Growing Number of New York Kids Have Rare COVID-Related Illness
An increasing number of New York children are getting sick with a mysterious illness that's likely linked to COVID-19.
On Wednesday, the New York State Department of Health released initial findings of a study and announced 64 children were diagnosed with a new pediatric multi-system inflammatory syndrome that health officials believe is linked to COVID-19, NBC reports.
"A pediatric multi-system inflammatory syndrome, recently reported by authorities in the United Kingdom is also being observed among children and young adults in New York City and elsewhere in the United States," Deputy Commissioner of the New York City Health Department's Division of Disease Control Dr. Demetre Daskalakis said in a letter to colleagues.
On Tuesday, New York City health officials say there were at least 15 suspected cases of the mysterious illness in people age 2-15. Four of the 15 four tested positive for COVID-19 while six had coronavirus antibodies, CBS reports.
"Clinical features vary, depending on the affected organ system, but have been noted to include features of Kawasaki disease or features of shock; however, the full spectrum of disease is not yet known. Persistent fever and elevated inflammatory markers (CRP, troponin, etc.) have been seen among affected patients. Patients with this syndrome who have been admitted to pediatric intensive care units (PICUs) have required cardiac and/or respiratory support," Daskalakis stated,
Health officials say the illness is similar to Kawasaki disease a rare blood vessel disorder. Signs of Kawasaki disease included rash on the palms and soles, fever, vomiting, abdominal pain, swollen lymph nodes, and inflammation or red eyes.
“Generally, children present with prolonged high fevers, several days of very high fevers. They can also have very red eyes, very brightly colored lips. One of the hallmarks that we see is what we call a strawberry tongue, which means their tongue is very bright and red,” Dr. Barbot said. “The other symptoms children can have are a rash.

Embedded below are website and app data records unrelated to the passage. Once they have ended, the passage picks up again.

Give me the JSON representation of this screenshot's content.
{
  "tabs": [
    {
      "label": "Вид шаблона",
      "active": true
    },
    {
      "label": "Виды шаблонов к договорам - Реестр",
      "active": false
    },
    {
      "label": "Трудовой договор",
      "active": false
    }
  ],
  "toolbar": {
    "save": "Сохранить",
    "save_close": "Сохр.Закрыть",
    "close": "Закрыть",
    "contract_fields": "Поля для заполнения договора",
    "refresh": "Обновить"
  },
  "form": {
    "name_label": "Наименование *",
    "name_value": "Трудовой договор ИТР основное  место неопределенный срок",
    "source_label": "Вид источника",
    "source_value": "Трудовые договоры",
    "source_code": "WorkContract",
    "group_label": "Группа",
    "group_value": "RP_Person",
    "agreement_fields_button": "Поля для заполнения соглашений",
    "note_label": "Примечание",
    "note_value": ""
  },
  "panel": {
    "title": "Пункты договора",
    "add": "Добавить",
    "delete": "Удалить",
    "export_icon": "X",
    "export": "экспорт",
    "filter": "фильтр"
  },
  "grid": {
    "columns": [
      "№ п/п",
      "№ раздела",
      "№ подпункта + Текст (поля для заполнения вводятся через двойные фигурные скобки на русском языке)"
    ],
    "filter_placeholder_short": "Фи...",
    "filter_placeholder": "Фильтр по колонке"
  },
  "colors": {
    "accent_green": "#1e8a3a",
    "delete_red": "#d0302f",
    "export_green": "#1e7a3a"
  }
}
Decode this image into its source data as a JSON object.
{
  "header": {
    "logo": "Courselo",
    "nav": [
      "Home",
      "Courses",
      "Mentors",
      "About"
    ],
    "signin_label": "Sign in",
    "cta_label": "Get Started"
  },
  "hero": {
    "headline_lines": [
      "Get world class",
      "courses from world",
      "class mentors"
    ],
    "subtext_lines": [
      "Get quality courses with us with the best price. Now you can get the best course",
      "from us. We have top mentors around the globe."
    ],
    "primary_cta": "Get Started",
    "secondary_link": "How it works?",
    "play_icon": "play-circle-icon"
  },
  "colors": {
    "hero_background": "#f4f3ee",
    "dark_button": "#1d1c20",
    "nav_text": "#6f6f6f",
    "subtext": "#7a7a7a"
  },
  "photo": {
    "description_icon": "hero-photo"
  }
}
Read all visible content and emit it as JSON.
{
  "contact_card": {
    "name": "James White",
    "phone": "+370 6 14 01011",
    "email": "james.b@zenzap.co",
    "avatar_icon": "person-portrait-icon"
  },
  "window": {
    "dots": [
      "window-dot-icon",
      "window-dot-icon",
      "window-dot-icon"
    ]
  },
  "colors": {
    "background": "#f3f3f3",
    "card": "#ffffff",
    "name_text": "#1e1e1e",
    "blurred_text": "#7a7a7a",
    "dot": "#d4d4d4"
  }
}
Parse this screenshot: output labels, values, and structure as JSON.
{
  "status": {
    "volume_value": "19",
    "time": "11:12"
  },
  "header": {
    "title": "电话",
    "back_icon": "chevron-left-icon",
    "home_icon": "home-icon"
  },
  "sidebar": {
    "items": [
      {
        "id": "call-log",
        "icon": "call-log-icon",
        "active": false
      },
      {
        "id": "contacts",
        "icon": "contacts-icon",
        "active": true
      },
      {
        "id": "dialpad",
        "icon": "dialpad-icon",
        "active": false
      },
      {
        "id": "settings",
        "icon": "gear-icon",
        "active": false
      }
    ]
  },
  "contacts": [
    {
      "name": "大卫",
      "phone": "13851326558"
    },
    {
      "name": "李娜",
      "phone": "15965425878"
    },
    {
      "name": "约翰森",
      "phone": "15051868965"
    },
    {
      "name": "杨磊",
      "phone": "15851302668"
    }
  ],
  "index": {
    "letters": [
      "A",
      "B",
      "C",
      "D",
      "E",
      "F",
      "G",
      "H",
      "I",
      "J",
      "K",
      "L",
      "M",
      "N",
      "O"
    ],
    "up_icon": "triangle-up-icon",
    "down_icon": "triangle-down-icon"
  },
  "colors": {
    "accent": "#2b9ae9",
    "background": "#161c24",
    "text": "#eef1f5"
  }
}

They can have swelling of their hands and feet," New York City Health Commissioner Dr. Oxiris Barbot told CBS.